▶ _Exercise_: Please return every line below that contains the string "平静日常下的隐患".

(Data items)
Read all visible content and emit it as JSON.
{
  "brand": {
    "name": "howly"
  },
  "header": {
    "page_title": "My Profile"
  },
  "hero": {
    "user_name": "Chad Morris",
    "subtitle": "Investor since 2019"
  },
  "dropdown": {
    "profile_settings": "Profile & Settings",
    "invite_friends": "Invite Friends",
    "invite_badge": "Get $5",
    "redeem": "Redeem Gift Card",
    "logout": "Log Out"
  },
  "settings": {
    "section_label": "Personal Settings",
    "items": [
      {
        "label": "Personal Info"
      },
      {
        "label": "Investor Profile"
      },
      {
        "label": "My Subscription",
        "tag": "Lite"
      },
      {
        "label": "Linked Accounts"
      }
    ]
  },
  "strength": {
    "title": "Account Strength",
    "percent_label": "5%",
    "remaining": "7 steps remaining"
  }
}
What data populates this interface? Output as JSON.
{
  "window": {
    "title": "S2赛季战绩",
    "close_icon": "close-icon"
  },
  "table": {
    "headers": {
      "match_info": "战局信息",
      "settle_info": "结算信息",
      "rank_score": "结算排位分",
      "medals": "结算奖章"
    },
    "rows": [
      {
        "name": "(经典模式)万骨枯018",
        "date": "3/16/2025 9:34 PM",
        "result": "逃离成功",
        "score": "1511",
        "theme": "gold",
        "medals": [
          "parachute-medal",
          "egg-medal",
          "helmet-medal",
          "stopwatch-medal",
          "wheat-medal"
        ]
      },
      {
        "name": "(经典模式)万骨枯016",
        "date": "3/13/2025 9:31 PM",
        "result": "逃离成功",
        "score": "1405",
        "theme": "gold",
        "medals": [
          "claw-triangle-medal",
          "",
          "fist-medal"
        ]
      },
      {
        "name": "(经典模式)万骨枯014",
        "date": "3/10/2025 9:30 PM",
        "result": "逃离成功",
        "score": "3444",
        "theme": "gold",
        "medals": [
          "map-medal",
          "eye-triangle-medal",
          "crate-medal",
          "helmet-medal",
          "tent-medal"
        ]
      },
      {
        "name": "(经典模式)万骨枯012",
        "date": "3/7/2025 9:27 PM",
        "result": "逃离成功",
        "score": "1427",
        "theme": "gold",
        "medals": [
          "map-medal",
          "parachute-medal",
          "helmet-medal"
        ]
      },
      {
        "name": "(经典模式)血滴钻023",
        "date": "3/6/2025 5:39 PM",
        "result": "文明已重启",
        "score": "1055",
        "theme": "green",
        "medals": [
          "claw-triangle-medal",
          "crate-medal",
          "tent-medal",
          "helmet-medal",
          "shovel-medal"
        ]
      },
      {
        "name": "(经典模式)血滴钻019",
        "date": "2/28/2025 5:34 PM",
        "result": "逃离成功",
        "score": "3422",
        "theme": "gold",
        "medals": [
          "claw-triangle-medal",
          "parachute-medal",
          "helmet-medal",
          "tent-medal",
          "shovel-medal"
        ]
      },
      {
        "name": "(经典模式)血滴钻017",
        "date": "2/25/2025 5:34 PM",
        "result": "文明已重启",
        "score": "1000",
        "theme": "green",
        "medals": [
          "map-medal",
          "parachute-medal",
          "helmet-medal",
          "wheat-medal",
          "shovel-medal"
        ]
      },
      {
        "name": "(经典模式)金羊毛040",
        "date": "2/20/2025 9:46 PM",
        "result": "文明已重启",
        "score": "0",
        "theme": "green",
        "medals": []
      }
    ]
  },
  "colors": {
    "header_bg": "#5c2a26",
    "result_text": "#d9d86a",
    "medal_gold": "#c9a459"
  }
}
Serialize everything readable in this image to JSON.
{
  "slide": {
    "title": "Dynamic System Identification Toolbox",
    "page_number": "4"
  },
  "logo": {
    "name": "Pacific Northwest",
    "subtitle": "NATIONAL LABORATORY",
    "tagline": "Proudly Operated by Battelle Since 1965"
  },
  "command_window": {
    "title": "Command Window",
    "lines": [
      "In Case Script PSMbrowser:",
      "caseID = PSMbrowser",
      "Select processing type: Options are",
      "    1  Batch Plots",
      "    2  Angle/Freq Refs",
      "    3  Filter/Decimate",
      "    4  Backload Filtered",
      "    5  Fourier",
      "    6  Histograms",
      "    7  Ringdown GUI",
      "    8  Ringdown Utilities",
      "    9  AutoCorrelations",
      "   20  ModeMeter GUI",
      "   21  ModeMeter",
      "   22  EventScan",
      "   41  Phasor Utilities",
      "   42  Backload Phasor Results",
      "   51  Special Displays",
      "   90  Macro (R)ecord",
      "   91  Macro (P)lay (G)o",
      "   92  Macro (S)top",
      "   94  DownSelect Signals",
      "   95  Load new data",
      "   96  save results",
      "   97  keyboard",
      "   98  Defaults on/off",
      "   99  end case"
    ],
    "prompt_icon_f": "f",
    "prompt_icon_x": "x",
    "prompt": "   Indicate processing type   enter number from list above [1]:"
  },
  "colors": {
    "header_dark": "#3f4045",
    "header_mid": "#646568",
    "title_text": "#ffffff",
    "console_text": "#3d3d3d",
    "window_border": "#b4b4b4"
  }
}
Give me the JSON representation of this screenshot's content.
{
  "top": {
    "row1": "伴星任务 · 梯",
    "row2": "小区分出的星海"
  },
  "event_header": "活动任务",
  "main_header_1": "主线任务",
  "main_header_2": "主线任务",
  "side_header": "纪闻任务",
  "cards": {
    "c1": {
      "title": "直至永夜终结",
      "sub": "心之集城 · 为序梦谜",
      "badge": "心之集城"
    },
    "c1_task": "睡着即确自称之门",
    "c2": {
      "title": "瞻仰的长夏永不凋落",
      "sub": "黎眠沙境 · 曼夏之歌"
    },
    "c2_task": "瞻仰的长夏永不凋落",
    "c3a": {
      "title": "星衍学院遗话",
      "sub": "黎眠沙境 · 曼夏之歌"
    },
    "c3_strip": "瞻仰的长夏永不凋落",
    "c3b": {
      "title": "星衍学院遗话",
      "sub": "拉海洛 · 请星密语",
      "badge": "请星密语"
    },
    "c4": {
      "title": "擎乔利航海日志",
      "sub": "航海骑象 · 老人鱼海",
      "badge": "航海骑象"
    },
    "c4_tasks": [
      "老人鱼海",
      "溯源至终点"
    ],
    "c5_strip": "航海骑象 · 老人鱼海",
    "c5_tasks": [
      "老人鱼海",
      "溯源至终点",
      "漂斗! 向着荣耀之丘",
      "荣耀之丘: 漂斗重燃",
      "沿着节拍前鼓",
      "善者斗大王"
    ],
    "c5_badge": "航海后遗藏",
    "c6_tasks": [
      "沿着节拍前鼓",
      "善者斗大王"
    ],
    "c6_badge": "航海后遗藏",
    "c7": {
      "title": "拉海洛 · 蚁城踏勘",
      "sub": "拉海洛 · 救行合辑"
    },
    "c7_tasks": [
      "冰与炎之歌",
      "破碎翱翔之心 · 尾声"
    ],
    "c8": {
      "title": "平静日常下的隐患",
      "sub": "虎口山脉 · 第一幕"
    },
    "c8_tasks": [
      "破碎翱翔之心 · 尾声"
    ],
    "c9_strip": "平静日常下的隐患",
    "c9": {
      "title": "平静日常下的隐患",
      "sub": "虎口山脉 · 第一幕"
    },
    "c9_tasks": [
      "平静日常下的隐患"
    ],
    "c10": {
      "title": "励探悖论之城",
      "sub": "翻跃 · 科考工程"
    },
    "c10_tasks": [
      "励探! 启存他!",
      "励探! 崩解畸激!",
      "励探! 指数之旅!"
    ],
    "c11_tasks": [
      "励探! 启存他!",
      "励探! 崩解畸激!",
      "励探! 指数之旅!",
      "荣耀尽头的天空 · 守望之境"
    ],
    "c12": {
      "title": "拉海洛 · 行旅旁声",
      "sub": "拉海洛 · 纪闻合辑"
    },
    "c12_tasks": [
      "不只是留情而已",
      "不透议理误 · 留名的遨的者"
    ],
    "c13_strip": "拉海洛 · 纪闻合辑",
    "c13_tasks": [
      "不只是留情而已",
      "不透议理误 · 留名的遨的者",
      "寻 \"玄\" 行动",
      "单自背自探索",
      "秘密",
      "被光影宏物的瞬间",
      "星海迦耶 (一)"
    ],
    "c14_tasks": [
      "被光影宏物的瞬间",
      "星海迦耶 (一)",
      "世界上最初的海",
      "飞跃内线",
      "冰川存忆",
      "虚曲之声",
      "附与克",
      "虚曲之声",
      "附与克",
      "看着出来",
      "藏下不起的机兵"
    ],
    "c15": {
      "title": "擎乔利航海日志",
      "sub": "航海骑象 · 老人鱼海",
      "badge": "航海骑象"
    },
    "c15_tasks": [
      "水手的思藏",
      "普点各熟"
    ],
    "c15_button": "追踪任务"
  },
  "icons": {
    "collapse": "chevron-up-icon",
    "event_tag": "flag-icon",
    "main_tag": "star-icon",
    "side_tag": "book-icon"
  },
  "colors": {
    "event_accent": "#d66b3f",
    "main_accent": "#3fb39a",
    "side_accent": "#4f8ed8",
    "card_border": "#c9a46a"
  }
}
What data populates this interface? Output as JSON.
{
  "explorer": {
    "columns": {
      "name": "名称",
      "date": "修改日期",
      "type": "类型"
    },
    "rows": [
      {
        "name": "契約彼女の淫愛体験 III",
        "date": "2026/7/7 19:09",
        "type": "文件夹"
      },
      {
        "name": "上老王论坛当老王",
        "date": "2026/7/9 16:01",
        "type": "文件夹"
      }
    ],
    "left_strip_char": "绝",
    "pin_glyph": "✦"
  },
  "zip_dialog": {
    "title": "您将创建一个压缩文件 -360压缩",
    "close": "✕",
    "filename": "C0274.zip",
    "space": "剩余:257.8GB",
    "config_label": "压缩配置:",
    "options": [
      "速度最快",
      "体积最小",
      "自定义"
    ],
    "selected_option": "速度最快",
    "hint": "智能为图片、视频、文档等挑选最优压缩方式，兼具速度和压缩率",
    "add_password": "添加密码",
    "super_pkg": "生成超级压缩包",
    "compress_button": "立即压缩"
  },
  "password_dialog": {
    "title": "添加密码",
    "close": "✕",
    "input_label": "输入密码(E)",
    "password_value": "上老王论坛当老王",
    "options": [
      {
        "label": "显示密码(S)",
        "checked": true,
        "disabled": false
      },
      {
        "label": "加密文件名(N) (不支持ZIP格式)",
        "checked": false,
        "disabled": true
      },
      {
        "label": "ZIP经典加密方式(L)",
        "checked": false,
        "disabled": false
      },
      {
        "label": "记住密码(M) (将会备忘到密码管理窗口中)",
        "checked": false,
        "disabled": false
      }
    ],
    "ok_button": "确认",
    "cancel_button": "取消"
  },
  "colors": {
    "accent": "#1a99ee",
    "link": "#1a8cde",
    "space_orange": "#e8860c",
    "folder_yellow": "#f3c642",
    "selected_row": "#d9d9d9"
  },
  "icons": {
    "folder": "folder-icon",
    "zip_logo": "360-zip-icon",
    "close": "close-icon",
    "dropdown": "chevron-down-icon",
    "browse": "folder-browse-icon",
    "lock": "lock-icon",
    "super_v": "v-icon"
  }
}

▶ _Reply to the task_:
      "title": "平静日常下的隐患",
    "c9_strip": "平静日常下的隐患",
      "title": "平静日常下的隐患",
      "平静日常下的隐患"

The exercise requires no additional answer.